An exam question:
Korea's college entrance exam process is increasingly considered to be deleterious to public health because:
(a) it contributes to a startlingly high incidence of myopia (75%) and a doubling of curvature of the spine over the past ten years among testing-aged Seoul teenagers;
(b) an alarming number of families are going broke supporting an extracurricular “cram school” education that costs 12% of a household’s overall budget;
(c) it is the leading cause for teenage suicides which is the highest rate amongst OECD countries;
(d) a few popular online private tutors who have reached superstar status have been able to earn millions of USD per year by attracting tens of thousands of pupils, thereby effectively negating any competitive advantage that the lessons purport to confer;
(e) the English curriculum is ultimately considered to be of little value because, while students might know how to define words like “deleterious” and “myopia” in a multiple choice exam, they can hardly converse well enough to order a pizza, much less save their own skins in day-to-day life;
(f) all of the above.
The answer, sadly, is (f).
Though the rigors of the Chinese college entrance examination (the Gaokao, the subject of the previous blog article) are only now more widely coming to light internationally, the arduousness of Korea's college entrance system has long been well known.

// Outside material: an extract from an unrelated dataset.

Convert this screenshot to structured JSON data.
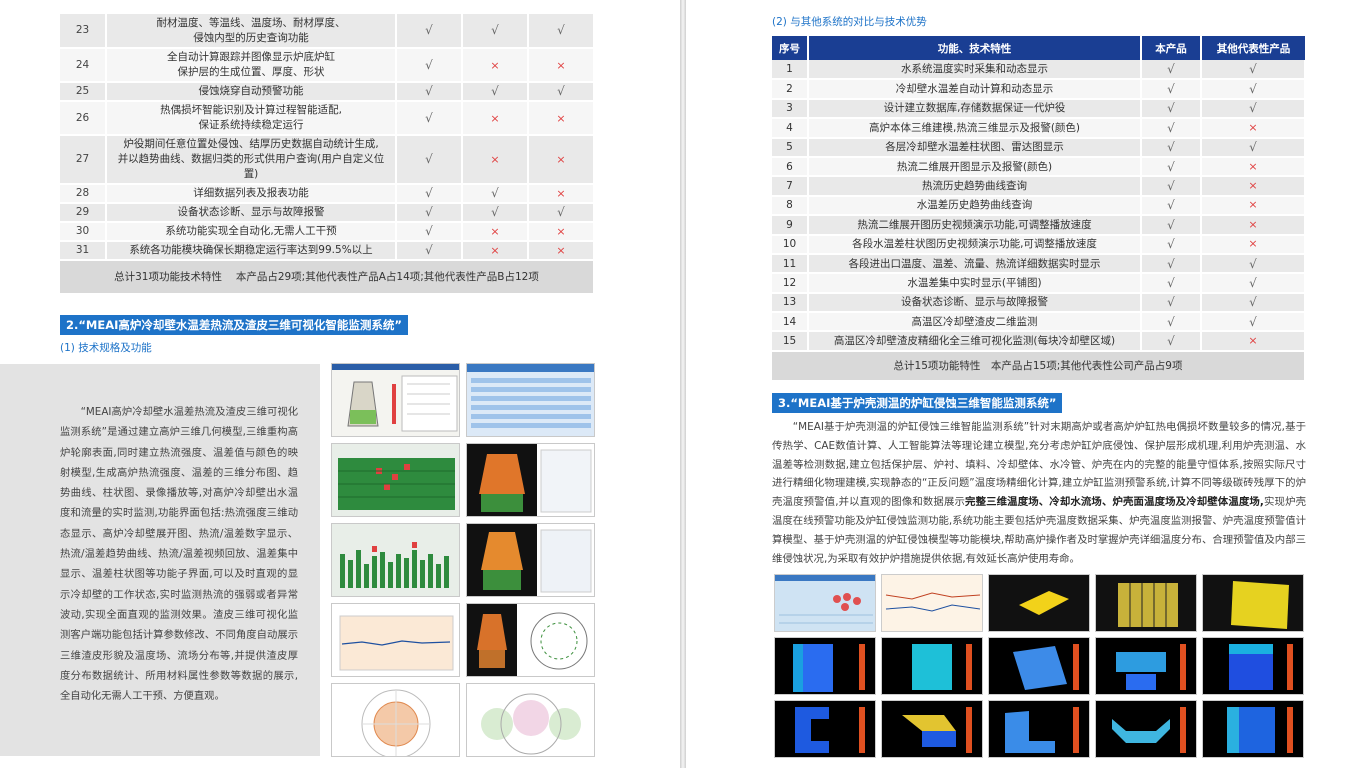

It has alternatively been admired for vaulting Korean students to the top of the global academic heap (as measured by test scores) or scorned for the mounting social costs forced onto a stressed out domestic population. Recent public focus has turned towards the increasingly negative impacts. In response, the government has been imposing regulations against Korea’s infamously demanding network of “hagwon” tutoring schools, including mandatory closing time of 10 pm, caps on hourly charges and a ban on front-running study materials taught in school. Nevertheless, real change is difficult to implement in hyper-competitive Korea society. Test-taking is a central tenet of the country’s Confucian tradition. Parents will risk sending themselves to an early grave or suffocating under a pile of consumer debt to keep Junior Kim up to snuff with his/her peers. And society idolizes the best tutors and pays fortunes to them every year. How many other countries treat bespectacled math or English teachers like Lady Ga Ga and Justin Timberlake?
Of additional concern is that some of the “hagwon” have developed a sufficiently strong reputation to export their systems to neighboring countries such as Taiwan. Asian students prepping for the US SAT are enrolling in increasing numbers in “hagwon” systems to improve their shot at getting into strong American universities. However, the growth of the “hagwon” system only creates a vicious cycle of competitiveness among an expanding applicant pool that needs to outdo each other. There should be real concern that the social ills endemic to such a rigid system may also be exported.
In an increasingly complex world, success requires flexible problem solving skills and creative thinking. Such attributes are too often inadequately exhibited through multiple choice exams. And living well - which should be every individual's goal - is a broad issue that has more than one correct answer.
Check out this FT article about Hagwons